When it comes to progressive change and diversity in the Richmond music scene, some people will tell you that it all starts at house shows.
That was the experience of Rivanna Youngpool, a 21-year-old former musician who started booking shows at Sour Haus a few years ago. Since December, she’s moved to booking the larger Gallery5 in Jackson Ward.
“Every time one of the house-show places takes off, it encourages other people to make music,” Youngpool says, noting that many such venues are self-proclaimed safe spaces that are inviting for diverse voices. “If you’re a woman going to shows and there’s just men, it’s not very inspiring.”
During the last two years, Youngpool says she’s noticed far more women playing out in Richmond and being encouraged to form bands. She attributes much of that change to not only house shows but also helpful groups such as Girls Rock RVA, which holds a music camp in the summer and programs through the year; Three Moons, a people-of-color, femme-focused group that books house shows; and Ice Cream Social, a similar diverse booking group.
“Most of the time Richmond is a really good environment for women in music and people are supportive,” she says. “It’s such a close-knit environment it kind of requires it. But I have seen some things in the past.”

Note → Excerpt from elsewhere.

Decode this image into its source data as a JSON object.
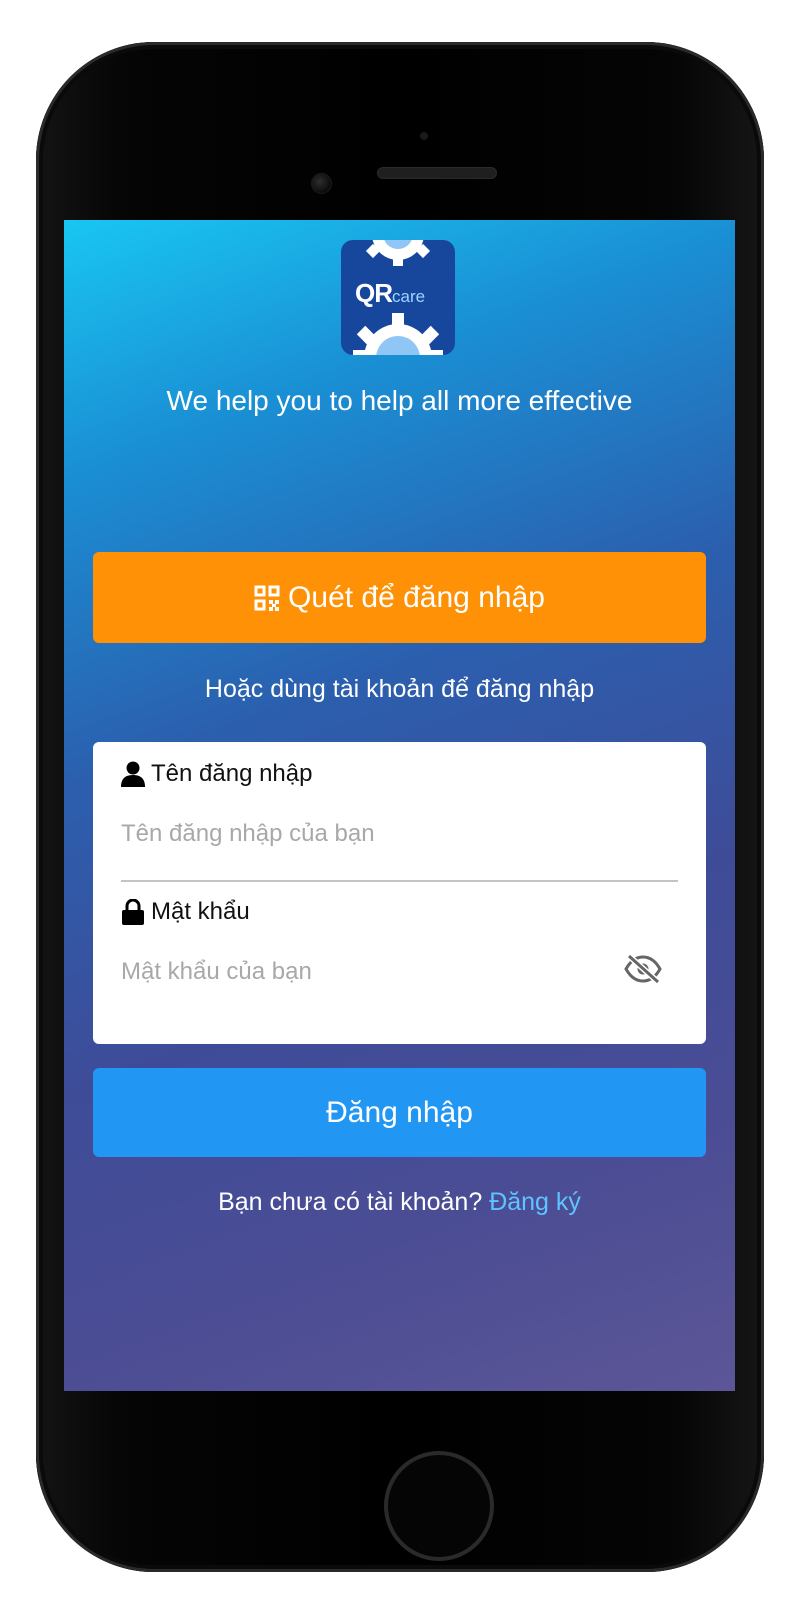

One was at Sour Haus, she explains, where certain patrons who got aggressive with women had to be forced out. As a booker, she mentions out-of-town musicians looking past her authority to other male figures, which she attributes not only to gender but also her young age.

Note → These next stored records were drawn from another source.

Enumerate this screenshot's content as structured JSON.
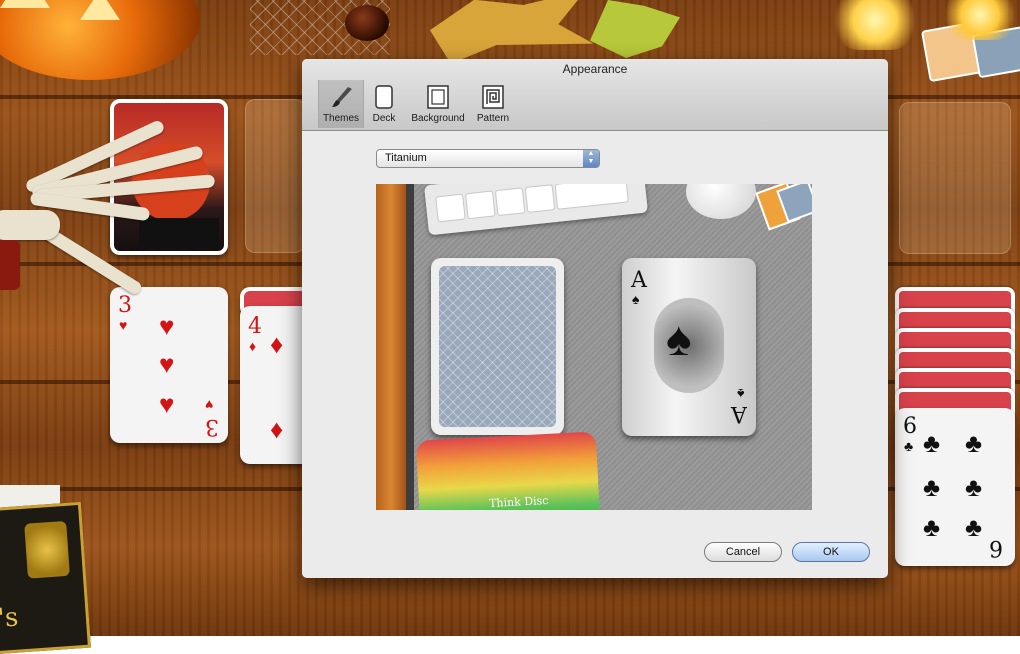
{
  "dialog": {
    "title": "Appearance",
    "toolbar": [
      {
        "label": "Themes",
        "icon": "paintbrush-icon",
        "selected": true
      },
      {
        "label": "Deck",
        "icon": "card-icon",
        "selected": false
      },
      {
        "label": "Background",
        "icon": "picture-frame-icon",
        "selected": false
      },
      {
        "label": "Pattern",
        "icon": "spiral-pattern-icon",
        "selected": false
      }
    ],
    "theme_select": {
      "value": "Titanium"
    },
    "preview": {
      "ace_rank": "A",
      "ace_suit": "♠",
      "rainbow_text": "Think Disc"
    },
    "buttons": {
      "cancel": "Cancel",
      "ok": "OK"
    }
  },
  "table": {
    "card_3": {
      "rank": "3",
      "suit": "♥"
    },
    "card_4": {
      "rank": "4",
      "suit": "♦"
    },
    "card_6": {
      "rank": "6",
      "suit": "♣"
    },
    "book_letter": "'s"
  }
}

“Since I’m a lot younger, that can come off weird in person,” she says. “If it’s an email thing, it’s a lot different. Sometimes people are surprised when I hand them an envelope of money.”
Youngpool is looking forward to the point where the discussion “stops being about women and [people of color] and men doing music and it’s just about music,” she says. “Where we’ve taken over and everybody is involved.”